Successful learners are fully engaged, can maintain attention and they activate both hemispheres of their brain. However, many young learners go through their daily classroom activities without being fully conscious of the task at hand. Many of these kids struggle with executive functioning and working memory difficulties.    They may be constantly distracted by external stimuli as well as their own internal thoughts that take them on “little trips” outside of the classroom. Although their bodies are present, their minds are elsewhere. What’s more, when these students eventually become consciously involved in the classroom, many have missed important instruction and they may only be activating the dominant side of their brain. So, for example, if a student is only using the right hemisphere, reading can become a difficult task, as for most people, the left hemisphere of the brain is dominant for language. For students that fall into this profile, learning can become difficul

The Teacher Assessment Cycle: Becoming A Better Teacher
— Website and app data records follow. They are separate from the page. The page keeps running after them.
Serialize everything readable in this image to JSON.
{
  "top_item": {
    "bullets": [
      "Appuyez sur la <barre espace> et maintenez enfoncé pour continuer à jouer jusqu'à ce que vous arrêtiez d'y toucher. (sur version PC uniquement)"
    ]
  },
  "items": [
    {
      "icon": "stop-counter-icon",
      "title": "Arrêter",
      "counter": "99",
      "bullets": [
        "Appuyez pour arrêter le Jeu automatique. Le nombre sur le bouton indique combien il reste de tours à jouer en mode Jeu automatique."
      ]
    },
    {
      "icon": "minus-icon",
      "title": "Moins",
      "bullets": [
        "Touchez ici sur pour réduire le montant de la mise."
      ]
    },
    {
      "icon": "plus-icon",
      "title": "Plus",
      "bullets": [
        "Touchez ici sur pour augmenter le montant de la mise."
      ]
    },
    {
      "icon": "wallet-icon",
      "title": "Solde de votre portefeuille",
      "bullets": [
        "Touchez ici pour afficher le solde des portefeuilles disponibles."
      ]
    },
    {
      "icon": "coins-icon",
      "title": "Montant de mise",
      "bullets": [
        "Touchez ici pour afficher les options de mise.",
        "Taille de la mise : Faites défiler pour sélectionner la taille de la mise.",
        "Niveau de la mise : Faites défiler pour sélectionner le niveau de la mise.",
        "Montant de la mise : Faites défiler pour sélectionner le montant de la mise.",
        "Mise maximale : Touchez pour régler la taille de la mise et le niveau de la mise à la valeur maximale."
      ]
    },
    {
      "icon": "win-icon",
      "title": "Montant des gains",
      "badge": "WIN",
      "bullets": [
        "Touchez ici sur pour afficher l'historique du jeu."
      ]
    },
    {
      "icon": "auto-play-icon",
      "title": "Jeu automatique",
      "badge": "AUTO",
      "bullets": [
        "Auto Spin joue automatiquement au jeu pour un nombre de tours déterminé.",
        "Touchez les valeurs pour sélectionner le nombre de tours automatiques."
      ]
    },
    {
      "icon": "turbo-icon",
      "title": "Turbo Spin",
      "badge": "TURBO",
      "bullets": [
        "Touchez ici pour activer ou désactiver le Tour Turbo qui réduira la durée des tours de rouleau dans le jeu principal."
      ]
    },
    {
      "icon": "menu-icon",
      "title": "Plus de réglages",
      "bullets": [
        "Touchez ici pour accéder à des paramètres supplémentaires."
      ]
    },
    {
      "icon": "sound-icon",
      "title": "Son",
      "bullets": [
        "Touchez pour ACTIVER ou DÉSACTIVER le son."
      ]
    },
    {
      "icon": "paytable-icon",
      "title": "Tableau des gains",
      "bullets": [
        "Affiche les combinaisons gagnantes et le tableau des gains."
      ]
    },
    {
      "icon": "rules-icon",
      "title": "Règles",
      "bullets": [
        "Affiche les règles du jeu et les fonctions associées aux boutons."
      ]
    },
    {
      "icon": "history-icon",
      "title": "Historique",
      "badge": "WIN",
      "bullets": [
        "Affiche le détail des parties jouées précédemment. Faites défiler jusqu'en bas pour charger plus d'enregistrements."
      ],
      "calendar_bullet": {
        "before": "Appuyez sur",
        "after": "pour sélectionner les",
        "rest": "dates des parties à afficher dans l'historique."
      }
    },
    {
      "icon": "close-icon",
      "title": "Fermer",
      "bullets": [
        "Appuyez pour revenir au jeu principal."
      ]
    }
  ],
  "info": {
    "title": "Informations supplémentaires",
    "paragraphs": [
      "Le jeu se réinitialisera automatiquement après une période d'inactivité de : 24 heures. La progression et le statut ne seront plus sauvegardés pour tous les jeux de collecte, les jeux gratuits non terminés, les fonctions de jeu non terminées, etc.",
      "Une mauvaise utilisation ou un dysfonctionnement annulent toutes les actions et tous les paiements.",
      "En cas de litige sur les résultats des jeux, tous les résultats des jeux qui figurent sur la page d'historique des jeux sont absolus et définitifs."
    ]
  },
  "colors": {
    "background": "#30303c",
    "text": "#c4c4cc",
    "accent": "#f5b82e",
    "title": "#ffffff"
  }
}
Wouldn’t you like to be the first person to know if your lesson was a flop or your students misinterpreted your words or intentions? Whether you like it or not, your students are continually evaluating your teaching materials and instructional style. Their opinions travel quickly to peers, parents, tutors, advisors, and school administrators. Frequently, the last person to hear this feedback is often the actual teacher. In fact, this negative chatter, and exaggerations can turn a minor incident or criticism into a big ordeal. What’s more, the spread of negative gossip can create lasting misconceptions. Listen to Your Students Ideas and Opinions: Allowing your students to evaluate your classroom materials, assignments and approaches can provide the needed feedback right to the source – you, the teacher. You will be surprised at the value of your students’ critiques. My students have inspired some of my best materials.  How Can Teachers Gather This Information? Utilizing

Midterms and Finals: Free Strategies and Handouts for Success

For many students, midterms are right around the corner, and learning how to plan for these comprehensive exams can be key to helping them manage test anxiety and achieve the desired grades. What Can Teachers Do to Help Prepare Students for Midterms and Finals? 1. Throughout the Term Encourage Your Students to Create a “Test Preparation Portfolio”: Help your students to create test preparation materials weekly from homework, classwork, notes, handouts and textbooks.  Provide the opportunity for your students to ask questions about prior class content that creates confusion when they are preparing their portfolio. Evaluate each student’s test preparation materials and make recommendations. 2. Communicate with Your Students About Upcoming Exams: · Inform your students about the exams well in advance and provide a study guide. · Inspire your students to organize their materials. Evaluate their approach and offer recommendations. · Encourage